◆ ACTIVITY ◆
From the listing below, extract every line containing "Zero".

◆ THE RECORDS ◆

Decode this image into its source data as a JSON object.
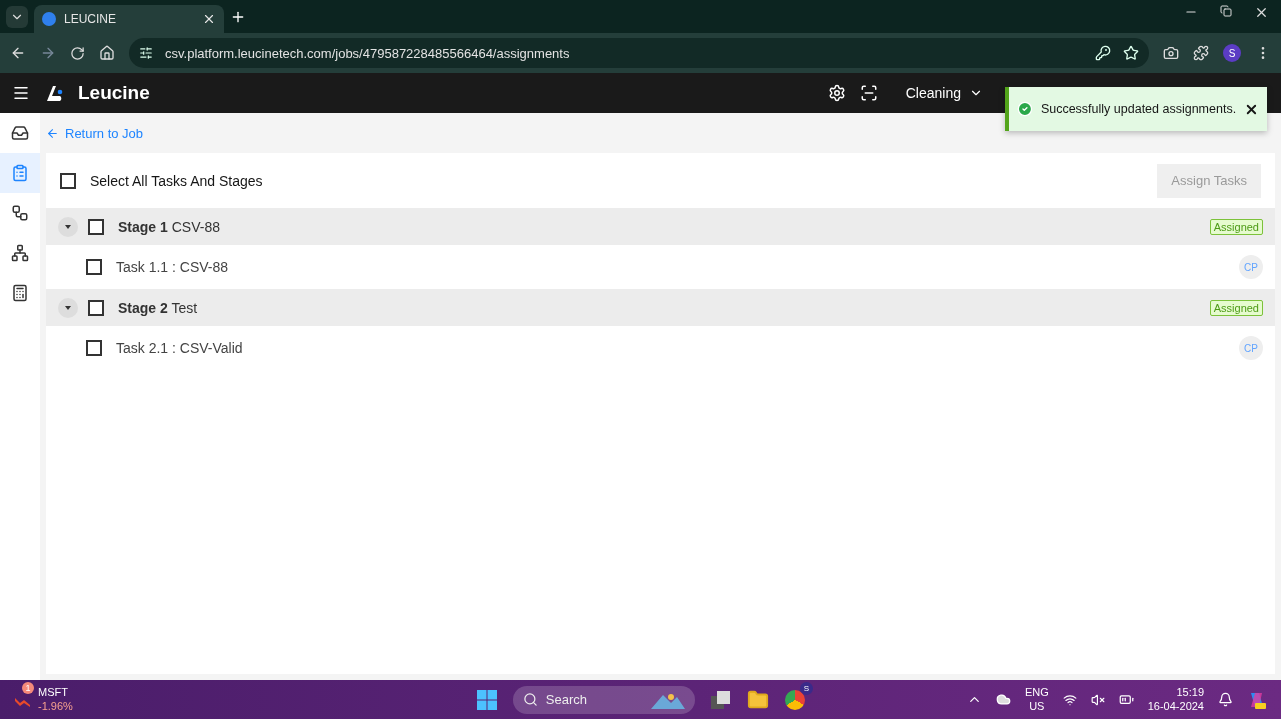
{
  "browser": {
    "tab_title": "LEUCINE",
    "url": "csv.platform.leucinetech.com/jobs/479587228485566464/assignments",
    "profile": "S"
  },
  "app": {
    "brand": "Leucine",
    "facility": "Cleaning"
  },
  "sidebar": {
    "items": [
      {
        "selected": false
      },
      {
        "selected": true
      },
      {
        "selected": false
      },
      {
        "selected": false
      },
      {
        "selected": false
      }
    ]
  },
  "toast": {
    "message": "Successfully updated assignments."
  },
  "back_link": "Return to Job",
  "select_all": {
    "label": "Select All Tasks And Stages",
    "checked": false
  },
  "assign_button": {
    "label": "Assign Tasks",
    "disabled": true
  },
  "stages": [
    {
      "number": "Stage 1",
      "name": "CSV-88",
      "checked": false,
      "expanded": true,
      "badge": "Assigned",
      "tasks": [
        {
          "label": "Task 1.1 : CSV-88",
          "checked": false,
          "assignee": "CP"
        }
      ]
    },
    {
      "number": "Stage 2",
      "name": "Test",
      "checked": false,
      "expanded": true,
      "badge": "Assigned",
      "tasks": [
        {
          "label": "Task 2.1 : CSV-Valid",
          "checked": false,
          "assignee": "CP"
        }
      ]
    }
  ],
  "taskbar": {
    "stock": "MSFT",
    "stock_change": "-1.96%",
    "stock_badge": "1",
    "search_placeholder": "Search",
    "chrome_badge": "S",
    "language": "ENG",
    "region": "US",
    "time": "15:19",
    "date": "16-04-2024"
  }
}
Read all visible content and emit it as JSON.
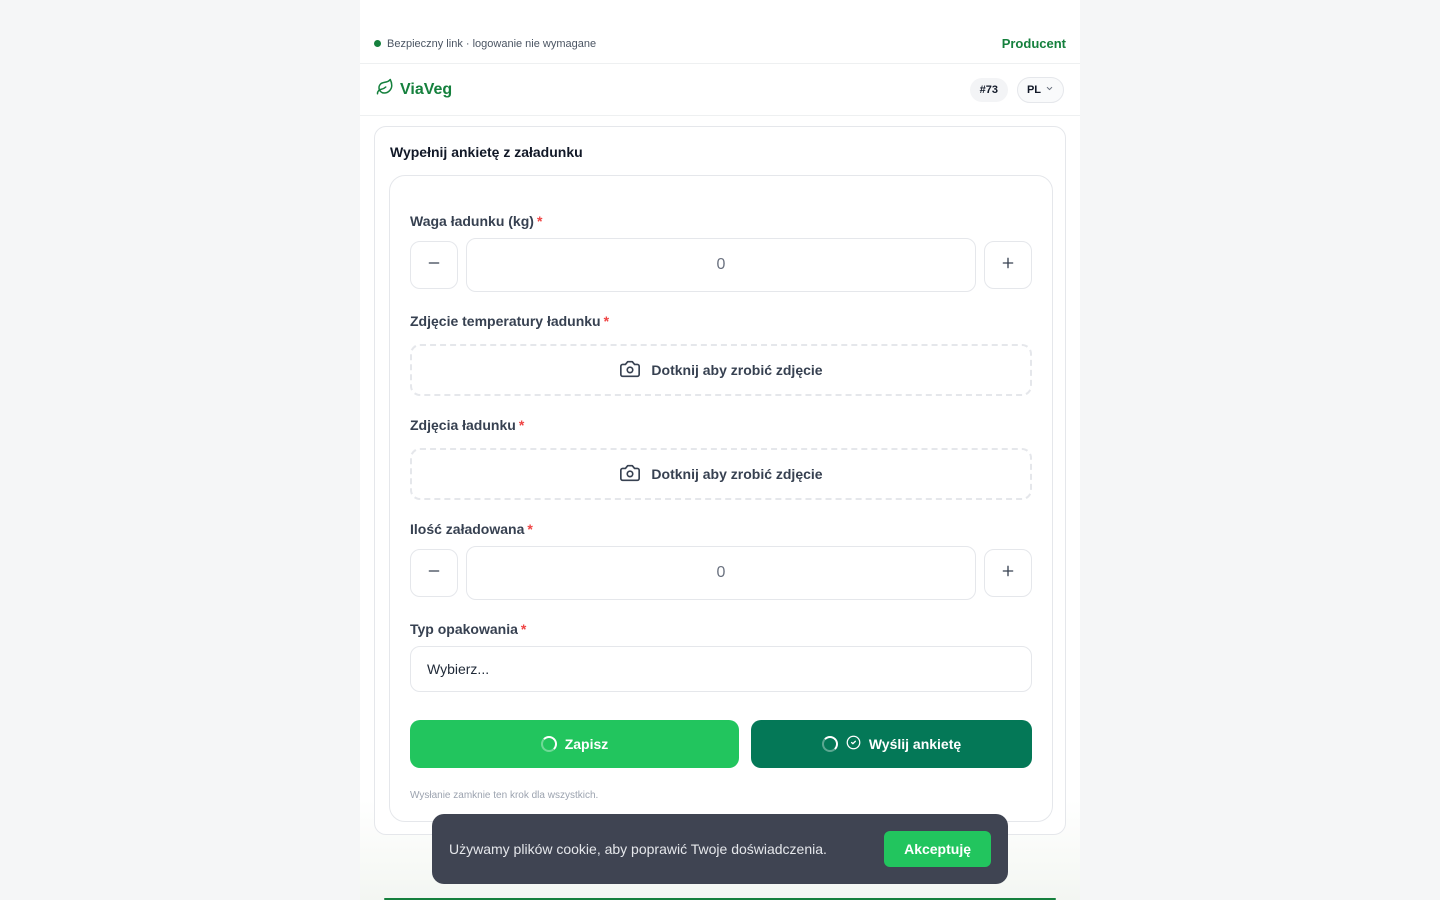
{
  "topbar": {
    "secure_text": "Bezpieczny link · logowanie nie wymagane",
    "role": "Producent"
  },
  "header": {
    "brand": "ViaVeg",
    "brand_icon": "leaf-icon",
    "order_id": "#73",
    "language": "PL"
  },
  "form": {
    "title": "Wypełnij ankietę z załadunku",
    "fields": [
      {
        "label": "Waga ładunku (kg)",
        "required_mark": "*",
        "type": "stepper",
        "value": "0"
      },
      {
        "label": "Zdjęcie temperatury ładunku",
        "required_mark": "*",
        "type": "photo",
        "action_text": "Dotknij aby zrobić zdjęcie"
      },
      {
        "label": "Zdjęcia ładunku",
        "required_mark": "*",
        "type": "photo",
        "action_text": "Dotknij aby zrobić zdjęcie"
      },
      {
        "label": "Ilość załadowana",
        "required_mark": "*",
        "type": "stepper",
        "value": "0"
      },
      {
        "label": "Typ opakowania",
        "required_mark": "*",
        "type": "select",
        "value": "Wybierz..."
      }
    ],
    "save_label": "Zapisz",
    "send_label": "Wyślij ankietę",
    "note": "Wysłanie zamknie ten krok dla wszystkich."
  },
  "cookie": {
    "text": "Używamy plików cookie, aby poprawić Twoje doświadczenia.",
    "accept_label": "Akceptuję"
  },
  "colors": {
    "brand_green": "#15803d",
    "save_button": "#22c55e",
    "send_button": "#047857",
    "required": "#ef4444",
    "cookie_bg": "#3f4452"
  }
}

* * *

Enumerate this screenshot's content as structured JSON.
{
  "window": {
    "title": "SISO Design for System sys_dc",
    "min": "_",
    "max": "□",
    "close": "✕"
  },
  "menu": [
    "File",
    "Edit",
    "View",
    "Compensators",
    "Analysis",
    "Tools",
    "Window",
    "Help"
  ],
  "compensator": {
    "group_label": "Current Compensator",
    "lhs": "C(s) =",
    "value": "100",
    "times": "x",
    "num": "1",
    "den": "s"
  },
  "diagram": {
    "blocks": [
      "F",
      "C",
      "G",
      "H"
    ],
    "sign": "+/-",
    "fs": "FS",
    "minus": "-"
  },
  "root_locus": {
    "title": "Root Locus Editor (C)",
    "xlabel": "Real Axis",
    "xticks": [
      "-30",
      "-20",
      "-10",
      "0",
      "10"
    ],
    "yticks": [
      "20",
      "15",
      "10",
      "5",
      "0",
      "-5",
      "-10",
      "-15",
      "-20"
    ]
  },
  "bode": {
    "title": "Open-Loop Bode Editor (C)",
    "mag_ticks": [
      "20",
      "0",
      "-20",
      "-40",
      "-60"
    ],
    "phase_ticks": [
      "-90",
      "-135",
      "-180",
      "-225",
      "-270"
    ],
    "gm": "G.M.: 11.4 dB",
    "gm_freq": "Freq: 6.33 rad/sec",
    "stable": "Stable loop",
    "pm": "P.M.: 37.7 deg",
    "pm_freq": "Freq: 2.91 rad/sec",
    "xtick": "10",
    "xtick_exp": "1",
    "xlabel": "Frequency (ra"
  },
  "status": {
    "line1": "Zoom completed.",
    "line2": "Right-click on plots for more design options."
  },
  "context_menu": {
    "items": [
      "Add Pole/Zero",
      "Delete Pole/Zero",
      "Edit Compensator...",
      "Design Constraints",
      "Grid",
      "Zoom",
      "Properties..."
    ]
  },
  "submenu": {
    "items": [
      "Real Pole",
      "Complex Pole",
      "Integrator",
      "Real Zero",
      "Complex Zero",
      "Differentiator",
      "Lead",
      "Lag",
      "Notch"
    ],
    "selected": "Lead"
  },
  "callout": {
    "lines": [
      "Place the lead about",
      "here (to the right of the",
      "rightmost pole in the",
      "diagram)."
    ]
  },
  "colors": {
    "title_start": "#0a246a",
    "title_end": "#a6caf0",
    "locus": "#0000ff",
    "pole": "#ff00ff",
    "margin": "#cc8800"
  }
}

◆ RESPONSE ◆
      "Add Pole/Zero",
      "Delete Pole/Zero",
      "Real Zero",
      "Complex Zero",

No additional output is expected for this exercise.